"They might as well have sent it to the presidential commission on aardvarks," said (del. Luiz Simmons of Montgomery, who sponsored the bill.
"It's been buried without a vote on the merits."
The bill, which had been endorsed by Montgomery Executive Charles Gilchrist, the Montgomery County Council, and the county's state delegates, would have gradually elimimated a tax break currently enjoyed by 19 private clubs at a cost to the county of $1.2 million annually.
When it come to the senators, however, the bill was halted almost singlehandedly by Levitan, who openly discussed his membership in Woodmont -- where taxes would increase by more than $350,000 under the proposed bill, and Levitan's own dues would increase by hundreds of dollars.
"We're going to figure out some kind of nice way to give that bill exactly what it deserves, without ignoring it," said Levitan shortly before the seven county senators met.
Levitan's method turned out to be a proposal that the bill be referred to a governor's task force that has been studying such issues as transportation and education funding and tax reform. After speaking at length against the bill, Levitan argued that this commission could obtain "additional figures" on the effect of revoking the clubs' tax break.
The Montgomery senators, who have become increasingly uncomfortable as attention focused on the clubs tax break in past weeks, approved Levitan's motion by a 4-to-3 vote. Sens. Levitan, James Clark, Margaret Schweinhaut and Howard Denis voted in favor of the motion, while Sens.
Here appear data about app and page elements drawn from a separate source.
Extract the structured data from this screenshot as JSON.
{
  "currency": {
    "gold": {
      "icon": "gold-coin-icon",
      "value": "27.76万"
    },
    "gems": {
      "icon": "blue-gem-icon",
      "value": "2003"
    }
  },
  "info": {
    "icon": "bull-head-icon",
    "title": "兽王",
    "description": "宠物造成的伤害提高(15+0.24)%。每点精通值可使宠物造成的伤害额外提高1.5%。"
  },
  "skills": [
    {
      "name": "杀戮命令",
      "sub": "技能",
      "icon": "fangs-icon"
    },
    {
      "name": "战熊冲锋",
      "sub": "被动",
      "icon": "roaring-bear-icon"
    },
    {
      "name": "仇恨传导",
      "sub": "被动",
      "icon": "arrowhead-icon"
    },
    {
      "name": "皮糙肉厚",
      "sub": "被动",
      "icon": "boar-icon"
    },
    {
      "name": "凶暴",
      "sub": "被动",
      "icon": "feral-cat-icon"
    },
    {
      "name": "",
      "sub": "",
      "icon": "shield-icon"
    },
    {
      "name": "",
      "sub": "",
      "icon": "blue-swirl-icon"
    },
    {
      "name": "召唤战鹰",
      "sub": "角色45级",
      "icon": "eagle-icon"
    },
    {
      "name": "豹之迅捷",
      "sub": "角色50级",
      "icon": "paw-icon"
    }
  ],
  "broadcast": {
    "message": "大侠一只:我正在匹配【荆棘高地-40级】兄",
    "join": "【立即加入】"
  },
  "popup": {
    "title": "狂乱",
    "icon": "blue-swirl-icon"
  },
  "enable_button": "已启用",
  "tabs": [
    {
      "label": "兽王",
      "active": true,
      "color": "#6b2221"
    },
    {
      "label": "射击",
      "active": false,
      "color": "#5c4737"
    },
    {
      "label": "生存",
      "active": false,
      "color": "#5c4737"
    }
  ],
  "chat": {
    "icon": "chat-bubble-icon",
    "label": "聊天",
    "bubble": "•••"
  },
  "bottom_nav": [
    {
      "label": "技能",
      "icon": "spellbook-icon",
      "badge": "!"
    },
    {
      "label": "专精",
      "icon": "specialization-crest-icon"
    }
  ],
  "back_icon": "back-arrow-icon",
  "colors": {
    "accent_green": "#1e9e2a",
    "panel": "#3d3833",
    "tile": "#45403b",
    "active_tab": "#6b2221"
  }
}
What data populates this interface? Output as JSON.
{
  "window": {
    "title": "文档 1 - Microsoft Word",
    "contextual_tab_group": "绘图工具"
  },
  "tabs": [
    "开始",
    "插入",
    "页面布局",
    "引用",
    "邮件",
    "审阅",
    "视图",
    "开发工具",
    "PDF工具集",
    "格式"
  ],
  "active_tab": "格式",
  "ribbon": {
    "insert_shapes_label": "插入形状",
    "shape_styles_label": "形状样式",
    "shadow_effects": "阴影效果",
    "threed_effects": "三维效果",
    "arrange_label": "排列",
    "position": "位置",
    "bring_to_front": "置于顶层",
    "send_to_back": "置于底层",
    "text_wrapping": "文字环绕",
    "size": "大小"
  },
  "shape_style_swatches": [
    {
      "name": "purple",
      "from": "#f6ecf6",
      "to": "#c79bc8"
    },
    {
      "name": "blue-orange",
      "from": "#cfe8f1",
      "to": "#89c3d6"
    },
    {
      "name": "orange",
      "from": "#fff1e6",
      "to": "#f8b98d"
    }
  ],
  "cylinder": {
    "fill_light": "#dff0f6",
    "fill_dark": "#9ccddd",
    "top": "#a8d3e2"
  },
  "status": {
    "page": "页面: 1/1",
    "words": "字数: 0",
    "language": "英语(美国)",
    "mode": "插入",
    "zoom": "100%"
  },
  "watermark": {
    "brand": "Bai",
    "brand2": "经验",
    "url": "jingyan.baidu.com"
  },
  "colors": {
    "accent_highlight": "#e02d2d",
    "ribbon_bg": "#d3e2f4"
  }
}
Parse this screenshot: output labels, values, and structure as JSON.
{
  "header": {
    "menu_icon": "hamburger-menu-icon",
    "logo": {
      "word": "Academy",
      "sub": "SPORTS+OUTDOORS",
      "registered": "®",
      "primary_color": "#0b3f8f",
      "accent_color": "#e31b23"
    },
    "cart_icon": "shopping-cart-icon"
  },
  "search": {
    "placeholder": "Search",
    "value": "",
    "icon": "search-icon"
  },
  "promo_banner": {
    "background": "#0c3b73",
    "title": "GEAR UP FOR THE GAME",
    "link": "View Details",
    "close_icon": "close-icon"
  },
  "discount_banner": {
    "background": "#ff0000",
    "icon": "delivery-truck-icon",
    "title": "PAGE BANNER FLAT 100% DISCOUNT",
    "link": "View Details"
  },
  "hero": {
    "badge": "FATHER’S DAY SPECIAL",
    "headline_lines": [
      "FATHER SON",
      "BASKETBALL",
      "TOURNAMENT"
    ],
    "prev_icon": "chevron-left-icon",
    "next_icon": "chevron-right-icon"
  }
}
Sidney Kramer, Victor Crawford and S. Frank Shore opposed it.
The referral at the bill means that no action will be taken on the country clubs' taxes until at least next year, when the committee of the state task force studying tax reform will make its report.
Senators' vote thus ended an intense debate that began last August, when Simmons proposed his bill and released figures showing that the country clubs' property was valued for tax purposes at an average of 11 percent of market value, compared to the 45 percent rate that is used to compute taxes on homes.
The proposed legislation would have gradually eliminated this inequity -- which was created by the legislature in 1966 at the urging of the former acting governor Blair Lee III, then a lobbyist -- over a period of six years while providing means for the County Council to give tax relief back to clubs that could prove they needed it.
Simmons said that the bill would add 6143,000 to the county's tax revenues next year, while increasing dues by a maximum of about 147 dollars for members of clubs like Woodmont, Congressional and Burning Tree.
Club supporters repeatedly claimed that Simmons' figures were inaccurate, but they would not supply their own information on dues amounts and membership. bInstead, a club lobbyist distributed figures on projected dues increase for several of the clubs without identifying which clubs had provided them.
Levitan and the club supporters argued that if the private clubs had to pay taxes at the same rate as homeowners, membership would fall off as dues increased and the clubs might eventually close and be solid for new housing developments.
This club supporters said, would greatly damage Montgomery County's economy. "What we have to look at is how much revenue can the county derive by using these facilities to attract new industries they are considering moving to Montgomery," Levitan argued.
The bill was approved by the county's delegates 101 days ago, and since then the senators have been lobbied heavily by proponents and opponents even as several local television stations and newspapers drew attention to the vote.
"When you brought up the issue with one of the Senators, you'd get this embarrassing silence," said one county official who lobbied for the bill last week. "It basically came down to whether there were country clubs and country club members in their districts."